It helps that I know enough to not pack for activities that will never occur. I don’t pack for cruise ships and dinner theater. I don’t need strappy sandals, beady handbags or high heels.
I do pack hiking shoes, dark glasses and cotton scarves. Hiking shoes because it’s always hot, dusty or muddy. Dark glasses because traveling in an open tuk tuk is the surest way to get dirt in your eyes. Cotton scarves because they work as sunscreen, gear cleaner and ground cover for outdoor photo shoots.
I always bring a small purse to hold local currency. Something small enough to hold a room key, a take-me-home card and change for bottled water. I also scribble down the value of each bill note and sort them into bundles according to denomination.
Hmm. That last bit sounds almost anal retentive. Very un-pantser-like. Buu-uth …
I never adequately prepare for the places I’m about to visit. I used to buy travel books and pour over the glossy pictures and hi-lights. I used to tote these volumes on the trip, adding unconscionable poundage to my carry-on. But then I realized that I never actually read them. That anything listed was assuredly included in bus tours. Tourist expeditions for which I would assuredly never sign up. Not since that first time on the Yellow River Dam, where I was held captive in a tour bus and tortured with details of dam construction, shouted through a tinny megaphone in loud and incoherent Chinese.
Instead I do research after the fact, when I look at my pictures and review my trip notes.
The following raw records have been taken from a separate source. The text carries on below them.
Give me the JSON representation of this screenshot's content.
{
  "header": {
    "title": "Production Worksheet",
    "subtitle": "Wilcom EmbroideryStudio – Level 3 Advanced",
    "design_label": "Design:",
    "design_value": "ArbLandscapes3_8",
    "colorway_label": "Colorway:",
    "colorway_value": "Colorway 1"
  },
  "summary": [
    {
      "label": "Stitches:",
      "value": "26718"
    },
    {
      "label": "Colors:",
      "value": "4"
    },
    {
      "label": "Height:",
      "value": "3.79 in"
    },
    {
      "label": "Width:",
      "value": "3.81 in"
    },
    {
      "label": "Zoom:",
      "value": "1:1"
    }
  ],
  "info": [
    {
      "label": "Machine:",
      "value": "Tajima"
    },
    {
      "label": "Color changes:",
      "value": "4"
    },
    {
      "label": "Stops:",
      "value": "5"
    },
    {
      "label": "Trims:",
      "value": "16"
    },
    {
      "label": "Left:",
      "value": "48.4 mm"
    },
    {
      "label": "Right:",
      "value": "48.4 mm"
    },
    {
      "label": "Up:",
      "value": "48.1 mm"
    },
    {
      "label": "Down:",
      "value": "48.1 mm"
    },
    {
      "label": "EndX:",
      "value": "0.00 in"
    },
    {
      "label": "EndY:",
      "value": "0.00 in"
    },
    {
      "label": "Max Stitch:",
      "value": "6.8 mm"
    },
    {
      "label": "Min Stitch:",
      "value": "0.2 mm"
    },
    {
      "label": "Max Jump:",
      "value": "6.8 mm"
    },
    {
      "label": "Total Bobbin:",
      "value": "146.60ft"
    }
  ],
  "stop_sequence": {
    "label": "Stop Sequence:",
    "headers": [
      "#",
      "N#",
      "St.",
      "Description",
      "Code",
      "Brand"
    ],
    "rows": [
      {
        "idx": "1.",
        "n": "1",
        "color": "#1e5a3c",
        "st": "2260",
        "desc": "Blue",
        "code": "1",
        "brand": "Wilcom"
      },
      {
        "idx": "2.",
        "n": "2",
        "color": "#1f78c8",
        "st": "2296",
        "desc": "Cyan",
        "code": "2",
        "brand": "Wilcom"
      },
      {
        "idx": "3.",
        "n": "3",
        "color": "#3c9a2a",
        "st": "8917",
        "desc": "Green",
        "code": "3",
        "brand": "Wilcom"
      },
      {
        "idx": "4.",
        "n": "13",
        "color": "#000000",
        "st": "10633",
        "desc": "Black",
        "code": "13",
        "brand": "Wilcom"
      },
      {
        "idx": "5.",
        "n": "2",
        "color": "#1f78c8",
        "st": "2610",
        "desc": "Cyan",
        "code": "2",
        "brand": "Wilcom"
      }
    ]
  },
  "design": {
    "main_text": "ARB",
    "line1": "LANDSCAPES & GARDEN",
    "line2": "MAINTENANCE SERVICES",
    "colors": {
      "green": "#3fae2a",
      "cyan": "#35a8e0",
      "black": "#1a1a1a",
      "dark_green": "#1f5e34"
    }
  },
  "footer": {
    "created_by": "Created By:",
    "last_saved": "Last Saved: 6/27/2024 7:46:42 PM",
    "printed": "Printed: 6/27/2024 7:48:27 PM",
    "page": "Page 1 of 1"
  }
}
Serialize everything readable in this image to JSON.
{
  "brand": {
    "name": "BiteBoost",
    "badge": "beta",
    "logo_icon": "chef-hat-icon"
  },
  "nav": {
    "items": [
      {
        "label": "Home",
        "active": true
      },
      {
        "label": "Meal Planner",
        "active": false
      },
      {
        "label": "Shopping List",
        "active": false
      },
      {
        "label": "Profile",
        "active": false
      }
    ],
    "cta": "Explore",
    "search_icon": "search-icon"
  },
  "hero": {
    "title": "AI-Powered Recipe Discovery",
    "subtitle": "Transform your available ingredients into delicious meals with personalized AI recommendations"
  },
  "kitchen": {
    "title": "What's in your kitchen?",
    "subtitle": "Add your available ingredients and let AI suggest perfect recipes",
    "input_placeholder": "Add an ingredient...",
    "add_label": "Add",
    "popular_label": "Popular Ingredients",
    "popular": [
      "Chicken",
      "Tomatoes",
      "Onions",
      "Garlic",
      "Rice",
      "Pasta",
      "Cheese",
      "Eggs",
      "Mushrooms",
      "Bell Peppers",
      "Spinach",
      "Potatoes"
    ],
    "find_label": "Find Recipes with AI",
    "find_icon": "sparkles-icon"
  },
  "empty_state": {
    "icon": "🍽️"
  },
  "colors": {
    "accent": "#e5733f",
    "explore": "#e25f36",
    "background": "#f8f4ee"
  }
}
I look for the reasons why the Padaung women wear neck rings and why there’re so many refugees on the Thai borders. I read up on the Vietnam war and why my Hanoi Kids city guide had such a different view from my Saigon photo guide. I research the White Buildings of Phnom Penh and the withered ideals of Le Corbusier’s Utopian city.
Maybe in the process of not planning the trips, I miss the big ticket tourist items. Like The Grand Palace of Bangkok or the gilded Schwedagon Pagoda of Yangon. I miss the crowds and the press of tourists clambering for two fingered selfies.
No. I miss it not.
My mobile shudders again with a new message.
“Did you remember to get your visa?”
Aiyo! I forgot to check my checklist two weeks ahead of time.
I slowly tap out “Visa requirements for …”
Singapore. June 2017